Please bring your own pencil/pen.
The cache is big enough for geocoins and small TB's.

The distillery has quietly nestled for over 180 years in a wooded valley, surrounded by typical Morayshire farmland. Its rooftops are barely noticeable from the busy Aberdeen/Inverness road, which lies just a few minutes' drive away!

Once at the distillery, it's easy to see why a malt whisky might be produced here. The natural surroundings are invigorating, with the salt filled air, blowing fresh from the Moray coast and the fine view that the distillery commands of the impressive northern hills.

The distillery was actually founded as long ago as 1810,by William Paul,but the distillery was then called Kilnflat.Production stopped in 1878.The distillery was renamed Glenburgie.

When Alfred Barnard visited it in 1887, he described Glenburgie in his book 'Whisky Distilleries of the United Kingdom', as "a very ancient distillery, and about as old-fashioned as it is possible to conceive".

Over the years a number of people have had ownership of Glenburgie but in 1936 it was bought by Ballantines, and since then it has been an important part of Ballantines and Old Smuggler Blended whisky.

The distillery was, in fact, quite unique around this time in that it had a manageress. Miss Margaret Nicol was the first woman to have a managing function in the whisky world. She retired in 1959.

Glenburgie Distillery is now under the ownership of Chivas Brothers Pernod Ricard.

Today, the distillery combines old with new. Some of the original buildings still stand, including a small building that used to house the original manager's office, the excise office and an incredibly small warehouse by today's standards. Indeed, whilst rebuilding and upgrading have taken place over the years the layout today is very similar to that of the original plan, but Glenburgie is very much a working modern distillery.

The distillery used to have a floor maltings, but this was discontinued in 1958. Now the malted barley is brought in from maltsters in the local area and sometimes further south. Huge silos store up to 276 tonnes of malted barley, from where it is weighed and screened for any impurities and then ground finely in a Porteus malt mill, in such a way as to achieve maximum extraction of sugars in the mash tun.

During his visit to the distillery in 1887, Alfred Barnard described the mash tun as being ten feet in diameter by three and a half feet deep. To accommodate today's requirements the traditional copper-domed mash tun is some 16 feet in diameter and five feet deep, with a capacity of five tonnes.

For a time, the distillery was actually producing two different whiskies, Glenburgie, and another malt, known as Glencraig, which was named after Mr William Craig, production director of Ballantines at that time. He was actually one of the few men to have a singlemalt named after him. Some Glencraig can still be found but it is unlikely to be distilled again as in 1981 the Lomond Stills were replaced by a pair of conventional pot stills.

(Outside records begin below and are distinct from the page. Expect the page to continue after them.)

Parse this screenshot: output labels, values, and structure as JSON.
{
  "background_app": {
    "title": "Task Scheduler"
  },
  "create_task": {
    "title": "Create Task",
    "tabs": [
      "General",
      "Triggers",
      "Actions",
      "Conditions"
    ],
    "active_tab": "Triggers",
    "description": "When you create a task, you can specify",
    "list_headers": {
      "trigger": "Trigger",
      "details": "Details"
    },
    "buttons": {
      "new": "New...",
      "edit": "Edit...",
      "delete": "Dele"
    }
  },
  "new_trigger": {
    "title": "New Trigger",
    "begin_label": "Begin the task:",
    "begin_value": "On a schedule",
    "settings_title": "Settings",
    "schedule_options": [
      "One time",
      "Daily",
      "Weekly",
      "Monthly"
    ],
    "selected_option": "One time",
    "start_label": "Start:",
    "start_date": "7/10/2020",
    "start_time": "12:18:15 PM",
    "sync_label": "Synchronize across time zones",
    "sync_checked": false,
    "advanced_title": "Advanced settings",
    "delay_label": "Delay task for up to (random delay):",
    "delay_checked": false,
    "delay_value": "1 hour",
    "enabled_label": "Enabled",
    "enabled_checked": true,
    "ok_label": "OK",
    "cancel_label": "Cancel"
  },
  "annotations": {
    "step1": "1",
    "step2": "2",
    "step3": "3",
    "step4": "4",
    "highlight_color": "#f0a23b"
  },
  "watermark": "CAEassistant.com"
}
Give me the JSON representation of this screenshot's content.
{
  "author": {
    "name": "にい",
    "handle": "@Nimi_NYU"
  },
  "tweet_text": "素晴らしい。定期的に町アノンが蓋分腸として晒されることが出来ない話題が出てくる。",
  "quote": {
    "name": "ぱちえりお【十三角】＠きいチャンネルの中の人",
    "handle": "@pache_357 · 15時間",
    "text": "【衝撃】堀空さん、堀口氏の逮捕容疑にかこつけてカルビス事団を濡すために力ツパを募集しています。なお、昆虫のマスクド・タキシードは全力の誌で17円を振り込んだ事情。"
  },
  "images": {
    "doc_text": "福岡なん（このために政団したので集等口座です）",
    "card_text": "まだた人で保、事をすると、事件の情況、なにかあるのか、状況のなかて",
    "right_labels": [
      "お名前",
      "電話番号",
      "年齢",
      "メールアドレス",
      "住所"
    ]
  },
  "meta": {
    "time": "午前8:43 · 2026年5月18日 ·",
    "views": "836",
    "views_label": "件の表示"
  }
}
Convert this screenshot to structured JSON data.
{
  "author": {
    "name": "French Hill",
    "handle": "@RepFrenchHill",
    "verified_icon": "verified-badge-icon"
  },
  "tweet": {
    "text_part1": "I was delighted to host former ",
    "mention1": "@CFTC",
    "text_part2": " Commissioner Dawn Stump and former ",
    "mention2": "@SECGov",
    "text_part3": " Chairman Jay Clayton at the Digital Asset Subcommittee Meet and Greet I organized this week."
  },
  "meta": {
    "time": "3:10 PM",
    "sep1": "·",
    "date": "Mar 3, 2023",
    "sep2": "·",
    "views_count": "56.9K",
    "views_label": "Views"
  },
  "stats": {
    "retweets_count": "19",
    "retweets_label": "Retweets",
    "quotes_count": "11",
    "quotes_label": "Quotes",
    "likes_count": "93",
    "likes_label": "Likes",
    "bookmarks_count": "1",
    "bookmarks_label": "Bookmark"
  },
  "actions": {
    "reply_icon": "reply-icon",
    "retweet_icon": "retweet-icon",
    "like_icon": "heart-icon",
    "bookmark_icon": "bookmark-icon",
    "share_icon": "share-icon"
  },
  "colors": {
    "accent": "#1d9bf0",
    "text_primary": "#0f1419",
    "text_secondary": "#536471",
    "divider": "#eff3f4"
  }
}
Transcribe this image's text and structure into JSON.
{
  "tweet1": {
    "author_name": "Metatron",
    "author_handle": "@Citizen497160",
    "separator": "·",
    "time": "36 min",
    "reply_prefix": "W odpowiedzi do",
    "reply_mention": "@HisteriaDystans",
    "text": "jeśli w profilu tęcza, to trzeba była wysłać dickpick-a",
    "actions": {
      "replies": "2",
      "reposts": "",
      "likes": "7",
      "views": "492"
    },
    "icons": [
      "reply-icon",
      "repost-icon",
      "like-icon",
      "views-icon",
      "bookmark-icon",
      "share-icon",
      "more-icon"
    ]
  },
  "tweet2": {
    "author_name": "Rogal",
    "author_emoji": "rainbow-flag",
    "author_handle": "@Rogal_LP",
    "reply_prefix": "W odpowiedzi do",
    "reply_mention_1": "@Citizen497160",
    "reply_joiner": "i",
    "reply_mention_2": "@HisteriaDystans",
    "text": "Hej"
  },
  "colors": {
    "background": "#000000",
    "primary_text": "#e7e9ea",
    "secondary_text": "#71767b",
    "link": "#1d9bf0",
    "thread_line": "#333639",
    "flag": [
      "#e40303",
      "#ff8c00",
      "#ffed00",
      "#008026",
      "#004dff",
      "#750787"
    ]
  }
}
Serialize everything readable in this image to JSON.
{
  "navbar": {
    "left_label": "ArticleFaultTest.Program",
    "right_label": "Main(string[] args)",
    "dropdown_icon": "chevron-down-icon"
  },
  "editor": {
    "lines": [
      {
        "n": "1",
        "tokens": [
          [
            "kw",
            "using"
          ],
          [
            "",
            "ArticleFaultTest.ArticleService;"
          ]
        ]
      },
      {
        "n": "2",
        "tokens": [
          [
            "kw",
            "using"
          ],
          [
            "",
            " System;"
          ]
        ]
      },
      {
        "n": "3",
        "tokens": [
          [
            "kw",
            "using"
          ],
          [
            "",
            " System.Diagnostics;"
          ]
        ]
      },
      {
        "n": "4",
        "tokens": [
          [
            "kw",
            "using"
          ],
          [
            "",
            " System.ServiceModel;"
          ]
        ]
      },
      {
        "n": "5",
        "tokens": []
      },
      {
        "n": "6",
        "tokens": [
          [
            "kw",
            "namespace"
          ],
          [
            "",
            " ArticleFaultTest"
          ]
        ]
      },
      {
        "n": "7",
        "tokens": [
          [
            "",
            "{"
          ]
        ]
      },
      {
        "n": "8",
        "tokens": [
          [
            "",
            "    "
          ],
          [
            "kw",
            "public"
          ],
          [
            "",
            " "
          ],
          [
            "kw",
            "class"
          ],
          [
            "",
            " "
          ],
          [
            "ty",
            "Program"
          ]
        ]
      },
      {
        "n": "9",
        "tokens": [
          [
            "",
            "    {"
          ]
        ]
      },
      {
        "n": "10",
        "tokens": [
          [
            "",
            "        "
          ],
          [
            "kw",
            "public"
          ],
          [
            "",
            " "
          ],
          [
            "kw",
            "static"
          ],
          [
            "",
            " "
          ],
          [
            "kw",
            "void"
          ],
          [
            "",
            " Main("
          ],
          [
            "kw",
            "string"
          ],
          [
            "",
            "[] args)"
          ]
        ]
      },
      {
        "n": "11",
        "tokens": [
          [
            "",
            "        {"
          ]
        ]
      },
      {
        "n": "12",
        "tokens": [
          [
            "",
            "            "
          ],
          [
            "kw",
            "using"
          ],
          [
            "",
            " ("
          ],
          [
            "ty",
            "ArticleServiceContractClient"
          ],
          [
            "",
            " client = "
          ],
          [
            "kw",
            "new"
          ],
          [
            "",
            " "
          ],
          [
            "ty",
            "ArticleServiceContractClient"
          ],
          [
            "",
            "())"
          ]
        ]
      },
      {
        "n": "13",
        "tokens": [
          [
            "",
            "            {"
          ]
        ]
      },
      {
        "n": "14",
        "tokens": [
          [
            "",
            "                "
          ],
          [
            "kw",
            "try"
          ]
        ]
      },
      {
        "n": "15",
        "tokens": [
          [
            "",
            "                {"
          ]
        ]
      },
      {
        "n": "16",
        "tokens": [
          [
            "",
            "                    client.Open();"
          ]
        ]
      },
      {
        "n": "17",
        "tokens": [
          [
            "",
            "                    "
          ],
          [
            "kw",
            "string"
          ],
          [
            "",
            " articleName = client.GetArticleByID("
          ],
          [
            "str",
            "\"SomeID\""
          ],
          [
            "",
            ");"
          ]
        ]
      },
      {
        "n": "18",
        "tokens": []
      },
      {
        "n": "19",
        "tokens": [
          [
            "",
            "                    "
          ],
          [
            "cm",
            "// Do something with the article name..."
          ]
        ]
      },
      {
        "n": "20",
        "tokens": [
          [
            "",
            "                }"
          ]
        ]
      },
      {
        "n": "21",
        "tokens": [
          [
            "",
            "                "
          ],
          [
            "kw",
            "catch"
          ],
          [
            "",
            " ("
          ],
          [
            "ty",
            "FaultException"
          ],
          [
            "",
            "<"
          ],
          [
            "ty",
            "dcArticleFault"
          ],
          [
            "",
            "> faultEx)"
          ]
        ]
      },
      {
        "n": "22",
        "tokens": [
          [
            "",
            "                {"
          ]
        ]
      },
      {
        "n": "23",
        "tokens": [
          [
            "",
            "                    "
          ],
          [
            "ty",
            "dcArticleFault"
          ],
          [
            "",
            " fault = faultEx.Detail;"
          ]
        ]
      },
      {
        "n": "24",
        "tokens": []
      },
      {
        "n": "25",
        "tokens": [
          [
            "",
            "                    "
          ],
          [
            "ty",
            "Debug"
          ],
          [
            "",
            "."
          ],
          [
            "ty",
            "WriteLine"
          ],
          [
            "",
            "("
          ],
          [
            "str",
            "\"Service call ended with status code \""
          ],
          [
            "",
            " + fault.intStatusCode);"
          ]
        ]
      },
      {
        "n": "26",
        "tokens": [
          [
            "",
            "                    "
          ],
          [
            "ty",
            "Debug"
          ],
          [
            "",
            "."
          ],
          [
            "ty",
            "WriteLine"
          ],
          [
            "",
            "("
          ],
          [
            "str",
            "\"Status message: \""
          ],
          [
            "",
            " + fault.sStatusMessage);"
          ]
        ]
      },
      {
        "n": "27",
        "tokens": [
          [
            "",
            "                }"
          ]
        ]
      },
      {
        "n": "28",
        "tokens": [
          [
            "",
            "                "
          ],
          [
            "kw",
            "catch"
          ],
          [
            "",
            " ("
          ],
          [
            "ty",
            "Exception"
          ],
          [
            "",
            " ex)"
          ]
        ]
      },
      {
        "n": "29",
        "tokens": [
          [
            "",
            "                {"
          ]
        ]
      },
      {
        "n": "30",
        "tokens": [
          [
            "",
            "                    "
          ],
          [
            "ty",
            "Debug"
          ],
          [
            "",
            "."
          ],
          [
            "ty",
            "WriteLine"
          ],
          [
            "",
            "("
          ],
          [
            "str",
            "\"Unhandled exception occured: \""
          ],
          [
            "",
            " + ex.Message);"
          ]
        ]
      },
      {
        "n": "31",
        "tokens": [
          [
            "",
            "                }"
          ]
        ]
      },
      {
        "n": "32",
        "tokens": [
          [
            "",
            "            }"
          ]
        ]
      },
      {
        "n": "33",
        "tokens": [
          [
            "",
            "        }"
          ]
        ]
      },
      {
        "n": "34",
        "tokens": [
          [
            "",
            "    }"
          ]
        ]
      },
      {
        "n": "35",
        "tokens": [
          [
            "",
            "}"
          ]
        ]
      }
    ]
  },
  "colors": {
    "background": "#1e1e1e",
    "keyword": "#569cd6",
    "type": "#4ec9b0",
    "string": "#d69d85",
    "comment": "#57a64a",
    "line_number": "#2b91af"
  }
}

Additional Hints (Decrypt)

Oruvaq na vil pbirerq cbfg

Decryption Key


(letter above equals below, and vice versa)